EXERCISE
Reproduce every entry exactly as written.

Records from a data collection:
-------
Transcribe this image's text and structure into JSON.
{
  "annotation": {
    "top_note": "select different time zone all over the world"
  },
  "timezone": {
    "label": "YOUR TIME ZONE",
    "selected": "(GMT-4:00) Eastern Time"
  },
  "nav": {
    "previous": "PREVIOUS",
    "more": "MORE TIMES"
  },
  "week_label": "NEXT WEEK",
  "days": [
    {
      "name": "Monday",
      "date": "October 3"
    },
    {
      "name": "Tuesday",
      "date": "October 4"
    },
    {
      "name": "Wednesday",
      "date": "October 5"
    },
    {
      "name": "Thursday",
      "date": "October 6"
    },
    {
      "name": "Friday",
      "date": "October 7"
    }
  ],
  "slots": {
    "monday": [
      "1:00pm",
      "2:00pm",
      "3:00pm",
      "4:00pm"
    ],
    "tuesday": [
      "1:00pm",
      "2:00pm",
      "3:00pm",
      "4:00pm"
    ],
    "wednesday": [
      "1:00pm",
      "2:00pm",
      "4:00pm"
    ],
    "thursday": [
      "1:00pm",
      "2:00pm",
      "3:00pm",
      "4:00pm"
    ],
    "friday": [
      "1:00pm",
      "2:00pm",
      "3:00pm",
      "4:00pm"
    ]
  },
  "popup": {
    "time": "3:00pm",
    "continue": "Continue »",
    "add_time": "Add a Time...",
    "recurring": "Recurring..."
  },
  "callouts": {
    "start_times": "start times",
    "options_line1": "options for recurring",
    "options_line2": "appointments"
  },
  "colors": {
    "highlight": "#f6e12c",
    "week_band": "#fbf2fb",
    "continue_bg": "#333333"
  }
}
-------
SOLUTION FOR THIS TASK
Transcribe this image's text and structure into JSON.
{
  "annotation": {
    "top_note": "select different time zone all over the world"
  },
  "timezone": {
    "label": "YOUR TIME ZONE",
    "selected": "(GMT-4:00) Eastern Time"
  },
  "nav": {
    "previous": "PREVIOUS",
    "more": "MORE TIMES"
  },
  "week_label": "NEXT WEEK",
  "days": [
    {
      "name": "Monday",
      "date": "October 3"
    },
    {
      "name": "Tuesday",
      "date": "October 4"
    },
    {
      "name": "Wednesday",
      "date": "October 5"
    },
    {
      "name": "Thursday",
      "date": "October 6"
    },
    {
      "name": "Friday",
      "date": "October 7"
    }
  ],
  "slots": {
    "monday": [
      "1:00pm",
      "2:00pm",
      "3:00pm",
      "4:00pm"
    ],
    "tuesday": [
      "1:00pm",
      "2:00pm",
      "3:00pm",
      "4:00pm"
    ],
    "wednesday": [
      "1:00pm",
      "2:00pm",
      "4:00pm"
    ],
    "thursday": [
      "1:00pm",
      "2:00pm",
      "3:00pm",
      "4:00pm"
    ],
    "friday": [
      "1:00pm",
      "2:00pm",
      "3:00pm",
      "4:00pm"
    ]
  },
  "popup": {
    "time": "3:00pm",
    "continue": "Continue »",
    "add_time": "Add a Time...",
    "recurring": "Recurring..."
  },
  "callouts": {
    "start_times": "start times",
    "options_line1": "options for recurring",
    "options_line2": "appointments"
  },
  "colors": {
    "highlight": "#f6e12c",
    "week_band": "#fbf2fb",
    "continue_bg": "#333333"
  }
}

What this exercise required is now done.